For Nationalist Right, an Artist Laureate

Russia's nationalist -- some have said fascist -- leaders gathered in the guise of art lovers Wednesday for the opening of a much-awaited exhibition of the works of Ilya Glazunov. Among the 500 adoring fans were such connoisseurs of the fine arts as Vladimir Zhirinovsky and Sergei Baburin, as well as Communist Party leader Gennady Zyuganov. The artist, 64, was received at the Manezh exhibition hall with the enthusiasm usually reserved for religious figures and revolutionary heroes. To many of them, he is a little of both. Glazunov paintings celebrate Russia's glorious past and apocalyptic present in a realistic, illustrative style that has won him a huge popular following. His monumental murals, such as "Eternal Russia," and the new "Awake, Russia!" also carry a nationalist message, one that he emphasized in his remarks at the opening. "I hope that Russia can reclaim its position of force in Europe," he said, adding, "All the humanitarian aid we need is the greatness of the Russian spirit." The artist has achieved great commercial success, if not critical acclaim, with his self-described technique of "high realism," which he has used to illustrate the classics of Russian literature and to paint scores of celebrity portraits. Of the 30 works that he is showing for the first time -- his last exhibition was in 1990 -- only a handful of them are outright nationalist manifestos, but they were the ones that got the most attention. As the crowd pushed its way onto the podium, Mayor Yury Luzhkov, Glazunov, Zhirinovsky and Orthodox priest Father Gerasim gave speeches that had as much to do with politics as art. "In the terrifying, apocalyptic time we are living in, we need to remember Russia's great and powerful heritage," Glazunov said to enthusiastic applause. Zhirinovsky hailed Glazunov's work and its influence on young painters and the world at large. "In these paintings, you can see what Russia has been, and what it could be," the ultranationalist politician said. Glazunov's work "reveals the spirit that distinguishes Russia from any other country in the world," he added. In "Awake, Russia!," a blond youth stands in the foreground, bare-chested, holding a New Testament in his left hand and an automatic weapon in his right. At his feet lie a drooling derelict and a huddled group with a sign reading "For Sale: the Russian family. Price: $1,000." Above his head is Jesus Christ, breaking through the clouds, and a triumphant Russian fortress, painted in the style of an icon. As she gazed at the painting, Nina Boldiryova, a pensioner, nodded grimly. "It's all true," she said. "They're selling children on the street.

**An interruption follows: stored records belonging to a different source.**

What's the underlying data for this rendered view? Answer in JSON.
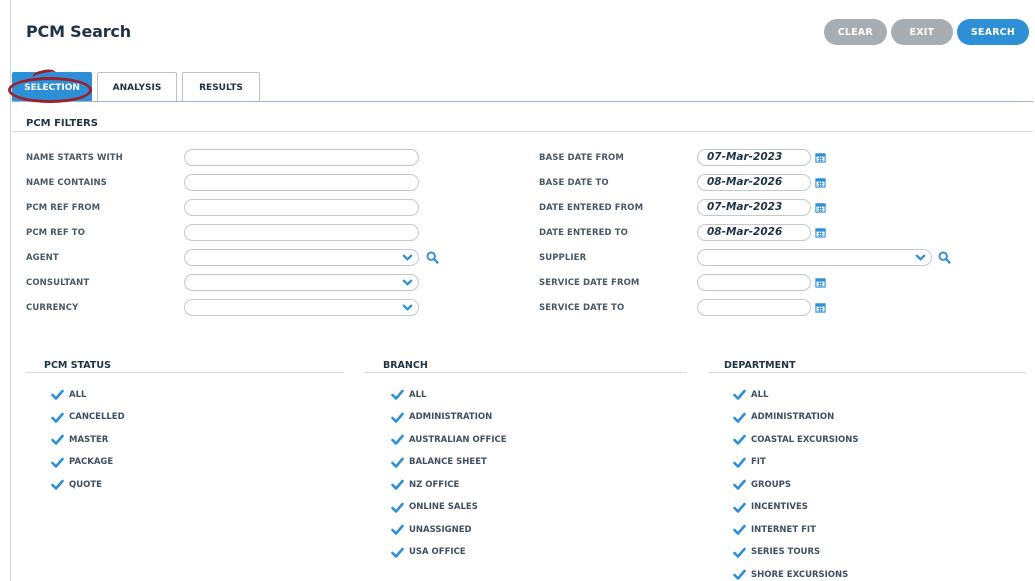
{
  "page": {
    "title": "PCM Search"
  },
  "buttons": {
    "clear": "CLEAR",
    "exit": "EXIT",
    "search": "SEARCH"
  },
  "tabs": [
    {
      "label": "SELECTION",
      "active": true
    },
    {
      "label": "ANALYSIS",
      "active": false
    },
    {
      "label": "RESULTS",
      "active": false
    }
  ],
  "filters": {
    "title": "PCM FILTERS",
    "left": [
      {
        "label": "NAME STARTS WITH",
        "type": "text",
        "value": ""
      },
      {
        "label": "NAME CONTAINS",
        "type": "text",
        "value": ""
      },
      {
        "label": "PCM REF FROM",
        "type": "text",
        "value": ""
      },
      {
        "label": "PCM REF TO",
        "type": "text",
        "value": ""
      },
      {
        "label": "AGENT",
        "type": "select-search",
        "value": ""
      },
      {
        "label": "CONSULTANT",
        "type": "select",
        "value": ""
      },
      {
        "label": "CURRENCY",
        "type": "select",
        "value": ""
      }
    ],
    "right": [
      {
        "label": "BASE DATE FROM",
        "type": "date",
        "value": "07-Mar-2023"
      },
      {
        "label": "BASE DATE TO",
        "type": "date",
        "value": "08-Mar-2026"
      },
      {
        "label": "DATE ENTERED FROM",
        "type": "date",
        "value": "07-Mar-2023"
      },
      {
        "label": "DATE ENTERED TO",
        "type": "date",
        "value": "08-Mar-2026"
      },
      {
        "label": "SUPPLIER",
        "type": "select-search",
        "value": ""
      },
      {
        "label": "SERVICE DATE FROM",
        "type": "date",
        "value": ""
      },
      {
        "label": "SERVICE DATE TO",
        "type": "date",
        "value": ""
      }
    ]
  },
  "groups": [
    {
      "title": "PCM STATUS",
      "items": [
        "ALL",
        "CANCELLED",
        "MASTER",
        "PACKAGE",
        "QUOTE"
      ]
    },
    {
      "title": "BRANCH",
      "items": [
        "ALL",
        "ADMINISTRATION",
        "AUSTRALIAN OFFICE",
        "BALANCE SHEET",
        "NZ OFFICE",
        "ONLINE SALES",
        "UNASSIGNED",
        "USA OFFICE"
      ]
    },
    {
      "title": "DEPARTMENT",
      "items": [
        "ALL",
        "ADMINISTRATION",
        "COASTAL EXCURSIONS",
        "FIT",
        "GROUPS",
        "INCENTIVES",
        "INTERNET FIT",
        "SERIES TOURS",
        "SHORE EXCURSIONS"
      ]
    }
  ],
  "colors": {
    "accent": "#2d8fd6",
    "button_grey": "#a7adb3",
    "annotation": "#9e1f2c"
  }
}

It's chaos, our Russia." Boldiryova was only one of the older Russians who brought flowers for the artist. Faced with a mood of joyful patriotism -- complete with Orthodox chants over the sound system -- even the few skeptics in the crowd seemed to be moved. "I always thought of his paintings as kitsch and ideological art," said Marina Katkova, 34, a teacher. "He's only middling as an artist."